#### [Provided data]
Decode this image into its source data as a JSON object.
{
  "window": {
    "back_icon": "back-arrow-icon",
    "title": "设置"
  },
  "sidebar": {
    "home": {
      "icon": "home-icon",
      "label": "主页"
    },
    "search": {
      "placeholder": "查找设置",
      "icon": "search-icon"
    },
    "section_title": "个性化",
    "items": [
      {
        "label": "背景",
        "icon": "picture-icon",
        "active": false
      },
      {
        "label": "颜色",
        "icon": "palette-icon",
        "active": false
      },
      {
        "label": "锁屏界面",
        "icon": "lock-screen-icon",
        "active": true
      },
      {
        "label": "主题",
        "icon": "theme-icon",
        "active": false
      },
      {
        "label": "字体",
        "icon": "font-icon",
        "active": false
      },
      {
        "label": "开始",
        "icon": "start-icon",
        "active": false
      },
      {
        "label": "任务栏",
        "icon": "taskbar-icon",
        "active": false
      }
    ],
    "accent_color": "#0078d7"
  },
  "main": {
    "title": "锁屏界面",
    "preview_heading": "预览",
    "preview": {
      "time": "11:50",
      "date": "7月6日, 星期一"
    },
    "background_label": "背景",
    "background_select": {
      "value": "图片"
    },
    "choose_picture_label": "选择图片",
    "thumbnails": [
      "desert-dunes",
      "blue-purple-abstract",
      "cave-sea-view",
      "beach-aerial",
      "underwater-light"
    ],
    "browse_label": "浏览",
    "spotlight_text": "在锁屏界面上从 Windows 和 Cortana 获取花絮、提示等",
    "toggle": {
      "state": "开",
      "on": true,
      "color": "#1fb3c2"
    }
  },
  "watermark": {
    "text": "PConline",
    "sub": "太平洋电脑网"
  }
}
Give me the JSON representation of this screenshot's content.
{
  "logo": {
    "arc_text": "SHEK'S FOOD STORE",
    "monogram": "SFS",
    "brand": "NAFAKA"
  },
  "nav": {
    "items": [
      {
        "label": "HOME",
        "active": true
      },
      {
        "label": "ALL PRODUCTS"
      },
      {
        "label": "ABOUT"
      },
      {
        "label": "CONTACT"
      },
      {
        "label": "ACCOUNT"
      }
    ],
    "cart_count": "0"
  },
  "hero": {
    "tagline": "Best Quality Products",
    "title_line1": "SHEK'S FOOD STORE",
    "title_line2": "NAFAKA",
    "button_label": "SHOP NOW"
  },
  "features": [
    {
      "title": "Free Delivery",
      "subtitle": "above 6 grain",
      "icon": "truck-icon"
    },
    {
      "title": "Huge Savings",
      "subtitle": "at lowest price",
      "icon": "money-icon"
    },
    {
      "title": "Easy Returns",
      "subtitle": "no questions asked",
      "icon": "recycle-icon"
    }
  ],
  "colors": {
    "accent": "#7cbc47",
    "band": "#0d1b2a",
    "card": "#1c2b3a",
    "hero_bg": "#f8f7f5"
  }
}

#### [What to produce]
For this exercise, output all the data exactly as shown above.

#### [Written solution]
Decode this image into its source data as a JSON object.
{
  "window": {
    "back_icon": "back-arrow-icon",
    "title": "设置"
  },
  "sidebar": {
    "home": {
      "icon": "home-icon",
      "label": "主页"
    },
    "search": {
      "placeholder": "查找设置",
      "icon": "search-icon"
    },
    "section_title": "个性化",
    "items": [
      {
        "label": "背景",
        "icon": "picture-icon",
        "active": false
      },
      {
        "label": "颜色",
        "icon": "palette-icon",
        "active": false
      },
      {
        "label": "锁屏界面",
        "icon": "lock-screen-icon",
        "active": true
      },
      {
        "label": "主题",
        "icon": "theme-icon",
        "active": false
      },
      {
        "label": "字体",
        "icon": "font-icon",
        "active": false
      },
      {
        "label": "开始",
        "icon": "start-icon",
        "active": false
      },
      {
        "label": "任务栏",
        "icon": "taskbar-icon",
        "active": false
      }
    ],
    "accent_color": "#0078d7"
  },
  "main": {
    "title": "锁屏界面",
    "preview_heading": "预览",
    "preview": {
      "time": "11:50",
      "date": "7月6日, 星期一"
    },
    "background_label": "背景",
    "background_select": {
      "value": "图片"
    },
    "choose_picture_label": "选择图片",
    "thumbnails": [
      "desert-dunes",
      "blue-purple-abstract",
      "cave-sea-view",
      "beach-aerial",
      "underwater-light"
    ],
    "browse_label": "浏览",
    "spotlight_text": "在锁屏界面上从 Windows 和 Cortana 获取花絮、提示等",
    "toggle": {
      "state": "开",
      "on": true,
      "color": "#1fb3c2"
    }
  },
  "watermark": {
    "text": "PConline",
    "sub": "太平洋电脑网"
  }
}
Give me the JSON representation of this screenshot's content.
{
  "logo": {
    "arc_text": "SHEK'S FOOD STORE",
    "monogram": "SFS",
    "brand": "NAFAKA"
  },
  "nav": {
    "items": [
      {
        "label": "HOME",
        "active": true
      },
      {
        "label": "ALL PRODUCTS"
      },
      {
        "label": "ABOUT"
      },
      {
        "label": "CONTACT"
      },
      {
        "label": "ACCOUNT"
      }
    ],
    "cart_count": "0"
  },
  "hero": {
    "tagline": "Best Quality Products",
    "title_line1": "SHEK'S FOOD STORE",
    "title_line2": "NAFAKA",
    "button_label": "SHOP NOW"
  },
  "features": [
    {
      "title": "Free Delivery",
      "subtitle": "above 6 grain",
      "icon": "truck-icon"
    },
    {
      "title": "Huge Savings",
      "subtitle": "at lowest price",
      "icon": "money-icon"
    },
    {
      "title": "Easy Returns",
      "subtitle": "no questions asked",
      "icon": "recycle-icon"
    }
  ],
  "colors": {
    "accent": "#7cbc47",
    "band": "#0d1b2a",
    "card": "#1c2b3a",
    "hero_bg": "#f8f7f5"
  }
}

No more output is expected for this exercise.